The Germany international was named the world's best goalkeeper by the International Federation of Football History & Statistics (IFFHS) earlier this year, and teammate Dante believes it is well deserved. “We always aim to protect our goalkeeper and make sure he does not get into any difficult situations," the 30-year-old said at a news conference. "But you automatically feel confident when you know that you have the best goalkeeper in the world standing behind you. We are all very happy for Manuel that he was voted the world’s best and have already congratulated him on it."
Defender: Thiago Silva
Former France coach and now PSG boss Laurent Blanc backed up Carlo Ancelotti’s assertion in April. "I confirm everything that is said or written about Thiago Silva, whatever people think of him: He is the best in the world," he told Le Parisien. “He is very strong at defending, both on the ground and in the air.
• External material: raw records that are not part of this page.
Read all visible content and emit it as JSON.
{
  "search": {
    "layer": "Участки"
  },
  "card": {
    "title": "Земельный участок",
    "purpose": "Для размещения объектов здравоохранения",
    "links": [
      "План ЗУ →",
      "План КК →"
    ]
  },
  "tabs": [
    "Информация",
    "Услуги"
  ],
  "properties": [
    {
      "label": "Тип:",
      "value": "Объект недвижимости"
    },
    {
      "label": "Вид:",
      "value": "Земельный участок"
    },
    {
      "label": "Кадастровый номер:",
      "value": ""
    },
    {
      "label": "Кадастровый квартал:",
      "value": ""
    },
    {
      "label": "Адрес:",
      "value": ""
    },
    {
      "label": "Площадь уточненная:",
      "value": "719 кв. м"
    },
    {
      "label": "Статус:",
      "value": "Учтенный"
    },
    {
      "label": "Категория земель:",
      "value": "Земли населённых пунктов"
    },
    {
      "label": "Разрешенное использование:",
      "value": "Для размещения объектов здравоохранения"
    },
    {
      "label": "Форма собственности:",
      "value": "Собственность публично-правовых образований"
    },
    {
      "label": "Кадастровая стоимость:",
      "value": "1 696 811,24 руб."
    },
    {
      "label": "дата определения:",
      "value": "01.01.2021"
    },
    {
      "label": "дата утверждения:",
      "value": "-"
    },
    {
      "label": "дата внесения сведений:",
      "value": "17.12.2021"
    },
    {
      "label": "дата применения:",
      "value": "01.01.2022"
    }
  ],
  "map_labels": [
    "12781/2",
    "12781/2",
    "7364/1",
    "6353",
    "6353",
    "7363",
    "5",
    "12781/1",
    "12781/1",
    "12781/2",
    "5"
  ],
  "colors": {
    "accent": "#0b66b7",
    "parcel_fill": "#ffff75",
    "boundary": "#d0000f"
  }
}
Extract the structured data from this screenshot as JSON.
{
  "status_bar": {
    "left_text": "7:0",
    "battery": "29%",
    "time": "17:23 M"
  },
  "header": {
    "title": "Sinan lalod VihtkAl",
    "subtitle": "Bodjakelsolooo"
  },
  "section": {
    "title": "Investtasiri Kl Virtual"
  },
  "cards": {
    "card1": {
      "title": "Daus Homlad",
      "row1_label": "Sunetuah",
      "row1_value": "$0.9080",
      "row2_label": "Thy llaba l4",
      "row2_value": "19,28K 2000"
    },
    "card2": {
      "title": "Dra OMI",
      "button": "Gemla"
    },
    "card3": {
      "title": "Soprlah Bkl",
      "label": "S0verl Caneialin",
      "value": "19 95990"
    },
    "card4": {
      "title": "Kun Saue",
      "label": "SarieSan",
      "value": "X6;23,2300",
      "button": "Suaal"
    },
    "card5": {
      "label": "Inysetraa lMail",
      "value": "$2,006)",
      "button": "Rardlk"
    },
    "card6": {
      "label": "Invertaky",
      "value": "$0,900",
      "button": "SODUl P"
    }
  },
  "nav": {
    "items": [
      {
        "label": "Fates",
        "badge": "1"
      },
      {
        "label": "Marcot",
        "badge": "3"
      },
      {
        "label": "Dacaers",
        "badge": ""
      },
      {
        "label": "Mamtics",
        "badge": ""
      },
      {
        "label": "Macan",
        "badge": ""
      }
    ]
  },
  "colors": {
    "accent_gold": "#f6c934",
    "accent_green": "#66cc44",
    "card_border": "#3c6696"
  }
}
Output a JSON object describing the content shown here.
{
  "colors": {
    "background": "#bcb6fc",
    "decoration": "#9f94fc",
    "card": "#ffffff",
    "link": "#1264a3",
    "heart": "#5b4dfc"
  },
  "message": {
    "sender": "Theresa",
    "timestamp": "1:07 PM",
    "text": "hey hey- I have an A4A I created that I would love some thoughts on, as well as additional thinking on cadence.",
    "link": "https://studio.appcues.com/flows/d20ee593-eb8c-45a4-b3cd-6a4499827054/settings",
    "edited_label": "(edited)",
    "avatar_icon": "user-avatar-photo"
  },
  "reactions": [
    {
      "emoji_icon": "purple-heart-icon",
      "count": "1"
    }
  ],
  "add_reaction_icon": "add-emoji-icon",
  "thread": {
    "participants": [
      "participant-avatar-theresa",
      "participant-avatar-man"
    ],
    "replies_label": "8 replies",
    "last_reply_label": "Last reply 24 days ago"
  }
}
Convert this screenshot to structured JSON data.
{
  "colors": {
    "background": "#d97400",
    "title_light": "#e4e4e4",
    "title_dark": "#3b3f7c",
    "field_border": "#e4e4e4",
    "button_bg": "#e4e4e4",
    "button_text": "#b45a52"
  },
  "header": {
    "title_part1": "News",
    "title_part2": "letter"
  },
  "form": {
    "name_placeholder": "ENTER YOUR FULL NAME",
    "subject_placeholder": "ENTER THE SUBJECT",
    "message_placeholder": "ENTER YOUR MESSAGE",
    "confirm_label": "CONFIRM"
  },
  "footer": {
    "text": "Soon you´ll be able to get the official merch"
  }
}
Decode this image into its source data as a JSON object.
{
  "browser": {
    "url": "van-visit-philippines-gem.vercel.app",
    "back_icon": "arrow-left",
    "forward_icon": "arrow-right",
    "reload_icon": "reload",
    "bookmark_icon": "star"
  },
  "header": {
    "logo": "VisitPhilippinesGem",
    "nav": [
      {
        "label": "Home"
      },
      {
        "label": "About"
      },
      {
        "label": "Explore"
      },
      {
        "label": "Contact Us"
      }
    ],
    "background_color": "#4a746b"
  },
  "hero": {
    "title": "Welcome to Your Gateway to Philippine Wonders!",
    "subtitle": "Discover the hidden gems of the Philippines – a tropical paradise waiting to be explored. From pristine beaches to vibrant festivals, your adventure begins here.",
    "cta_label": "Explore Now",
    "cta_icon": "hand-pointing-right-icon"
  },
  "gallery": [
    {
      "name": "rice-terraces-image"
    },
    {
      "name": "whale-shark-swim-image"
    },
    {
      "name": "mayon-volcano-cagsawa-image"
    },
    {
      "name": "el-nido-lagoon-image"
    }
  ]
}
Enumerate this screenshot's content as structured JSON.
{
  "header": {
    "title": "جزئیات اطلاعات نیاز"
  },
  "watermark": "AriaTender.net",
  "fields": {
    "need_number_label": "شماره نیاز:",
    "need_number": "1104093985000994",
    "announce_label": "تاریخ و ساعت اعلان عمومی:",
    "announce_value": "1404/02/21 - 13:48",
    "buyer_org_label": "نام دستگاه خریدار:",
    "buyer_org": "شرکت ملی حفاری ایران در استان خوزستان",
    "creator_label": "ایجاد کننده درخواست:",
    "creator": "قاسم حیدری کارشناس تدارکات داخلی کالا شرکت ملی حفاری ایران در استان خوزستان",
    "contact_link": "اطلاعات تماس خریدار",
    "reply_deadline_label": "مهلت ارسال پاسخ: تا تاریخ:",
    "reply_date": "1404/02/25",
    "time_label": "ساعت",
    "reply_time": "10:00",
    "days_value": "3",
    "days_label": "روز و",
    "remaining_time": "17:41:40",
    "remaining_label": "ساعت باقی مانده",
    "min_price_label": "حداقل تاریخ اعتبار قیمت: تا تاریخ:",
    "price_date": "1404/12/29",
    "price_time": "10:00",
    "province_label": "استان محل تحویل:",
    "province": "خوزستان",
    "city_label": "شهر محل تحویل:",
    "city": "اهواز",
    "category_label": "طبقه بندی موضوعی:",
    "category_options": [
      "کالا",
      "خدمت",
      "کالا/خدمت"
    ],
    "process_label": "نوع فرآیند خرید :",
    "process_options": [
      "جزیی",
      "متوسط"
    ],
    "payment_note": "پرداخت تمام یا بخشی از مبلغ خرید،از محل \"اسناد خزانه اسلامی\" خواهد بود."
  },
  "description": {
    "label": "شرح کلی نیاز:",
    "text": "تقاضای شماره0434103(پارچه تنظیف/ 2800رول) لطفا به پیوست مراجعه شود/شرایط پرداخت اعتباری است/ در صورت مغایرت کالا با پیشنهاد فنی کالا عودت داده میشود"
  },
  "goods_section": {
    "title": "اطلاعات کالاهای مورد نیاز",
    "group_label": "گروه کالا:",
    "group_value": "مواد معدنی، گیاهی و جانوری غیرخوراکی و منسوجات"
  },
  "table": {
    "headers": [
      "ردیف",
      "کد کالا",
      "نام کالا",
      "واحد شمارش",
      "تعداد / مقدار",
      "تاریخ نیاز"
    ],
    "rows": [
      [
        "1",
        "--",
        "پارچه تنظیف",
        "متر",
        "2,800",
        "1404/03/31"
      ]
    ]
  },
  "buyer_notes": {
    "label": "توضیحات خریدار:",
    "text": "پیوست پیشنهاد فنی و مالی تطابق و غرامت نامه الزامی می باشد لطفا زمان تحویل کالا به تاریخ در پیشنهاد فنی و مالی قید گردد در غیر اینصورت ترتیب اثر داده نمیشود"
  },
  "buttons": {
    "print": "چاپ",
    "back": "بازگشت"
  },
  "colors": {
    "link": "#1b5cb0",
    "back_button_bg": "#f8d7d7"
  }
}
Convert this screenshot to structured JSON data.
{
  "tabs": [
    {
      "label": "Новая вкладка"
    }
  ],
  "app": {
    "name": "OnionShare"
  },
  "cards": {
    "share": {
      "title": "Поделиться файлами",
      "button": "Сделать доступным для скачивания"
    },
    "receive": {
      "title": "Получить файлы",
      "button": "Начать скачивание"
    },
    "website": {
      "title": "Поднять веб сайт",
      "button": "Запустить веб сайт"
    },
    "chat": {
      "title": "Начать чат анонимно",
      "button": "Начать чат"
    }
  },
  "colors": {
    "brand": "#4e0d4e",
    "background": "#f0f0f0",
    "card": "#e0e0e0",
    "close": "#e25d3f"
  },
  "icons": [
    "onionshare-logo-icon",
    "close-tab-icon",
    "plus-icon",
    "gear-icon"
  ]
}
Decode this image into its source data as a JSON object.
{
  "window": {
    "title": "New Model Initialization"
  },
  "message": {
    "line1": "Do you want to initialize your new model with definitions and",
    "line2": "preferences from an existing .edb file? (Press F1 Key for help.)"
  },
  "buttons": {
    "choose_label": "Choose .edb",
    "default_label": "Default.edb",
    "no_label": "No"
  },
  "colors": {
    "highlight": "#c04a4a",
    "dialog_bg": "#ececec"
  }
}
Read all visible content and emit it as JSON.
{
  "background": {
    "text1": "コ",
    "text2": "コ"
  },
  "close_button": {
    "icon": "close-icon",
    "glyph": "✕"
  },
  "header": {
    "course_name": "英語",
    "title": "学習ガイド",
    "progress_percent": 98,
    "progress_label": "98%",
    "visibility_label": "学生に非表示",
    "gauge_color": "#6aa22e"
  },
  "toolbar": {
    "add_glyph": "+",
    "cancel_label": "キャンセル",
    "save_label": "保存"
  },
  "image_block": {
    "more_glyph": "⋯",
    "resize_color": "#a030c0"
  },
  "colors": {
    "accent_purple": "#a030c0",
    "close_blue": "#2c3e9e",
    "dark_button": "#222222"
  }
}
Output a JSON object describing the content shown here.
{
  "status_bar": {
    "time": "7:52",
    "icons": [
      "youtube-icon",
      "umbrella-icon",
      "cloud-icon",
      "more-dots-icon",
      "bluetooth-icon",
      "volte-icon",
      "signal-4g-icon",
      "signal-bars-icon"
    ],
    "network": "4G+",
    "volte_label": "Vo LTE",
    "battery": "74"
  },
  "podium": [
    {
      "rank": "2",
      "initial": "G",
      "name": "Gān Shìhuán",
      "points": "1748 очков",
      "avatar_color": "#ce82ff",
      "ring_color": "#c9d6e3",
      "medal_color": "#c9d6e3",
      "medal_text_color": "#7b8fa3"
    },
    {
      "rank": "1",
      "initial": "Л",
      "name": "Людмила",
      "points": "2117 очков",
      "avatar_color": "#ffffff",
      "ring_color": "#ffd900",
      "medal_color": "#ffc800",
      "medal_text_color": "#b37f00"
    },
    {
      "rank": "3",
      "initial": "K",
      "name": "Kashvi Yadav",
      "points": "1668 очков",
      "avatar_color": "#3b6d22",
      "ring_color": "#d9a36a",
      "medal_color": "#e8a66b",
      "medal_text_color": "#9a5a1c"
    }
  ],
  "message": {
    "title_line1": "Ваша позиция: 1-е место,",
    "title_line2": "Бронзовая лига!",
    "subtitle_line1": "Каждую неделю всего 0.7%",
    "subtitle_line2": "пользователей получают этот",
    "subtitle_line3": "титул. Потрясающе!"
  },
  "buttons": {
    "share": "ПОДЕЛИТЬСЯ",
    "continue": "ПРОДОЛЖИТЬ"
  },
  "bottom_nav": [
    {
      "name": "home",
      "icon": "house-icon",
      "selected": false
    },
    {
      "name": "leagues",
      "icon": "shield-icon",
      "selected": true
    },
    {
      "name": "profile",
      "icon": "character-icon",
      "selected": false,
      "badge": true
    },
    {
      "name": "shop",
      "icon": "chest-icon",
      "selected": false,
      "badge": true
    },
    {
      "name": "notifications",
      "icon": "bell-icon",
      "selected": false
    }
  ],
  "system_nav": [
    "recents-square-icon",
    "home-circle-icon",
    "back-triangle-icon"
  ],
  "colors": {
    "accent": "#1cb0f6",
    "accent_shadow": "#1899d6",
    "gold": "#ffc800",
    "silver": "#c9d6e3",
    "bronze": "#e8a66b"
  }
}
He is a complete player and has no faults. He is a modern defender because he is as strong defensively as many others, but has something more than the rest. When he has the ball, he knows what to do."
Midfielder: Franck Ribery
You need self-confidence to be considered one of the best, so we should leave it to Ribery himself to press his claims. "I am better than ever before at the moment. I am on top of my game. I am among the best and most important players in the world," he was quoted as saying by Kicker. "Everybody knows me and they all have a lot of respect for my abilities. I will do my utmost to make sure I keep performing at this level."
Forward: Cristiano Ronaldo
Portugal coach Paulo Bento is one of many who has banged the drum for Ronaldo. “For me, he’s the best player in the world,” the tactician told reporters. “In any case, he has already done his job, he’s shown his talent and all there is to do now is wait. The affection the Portuguese people feel for him won’t change. He’s an extremely professional, talented and competitive footballer.” Monaco striker Radamel Falcao told El Tiempo: "Messi and Cristiano are the two most important players in the world today but, for me, Ronaldo is the best.”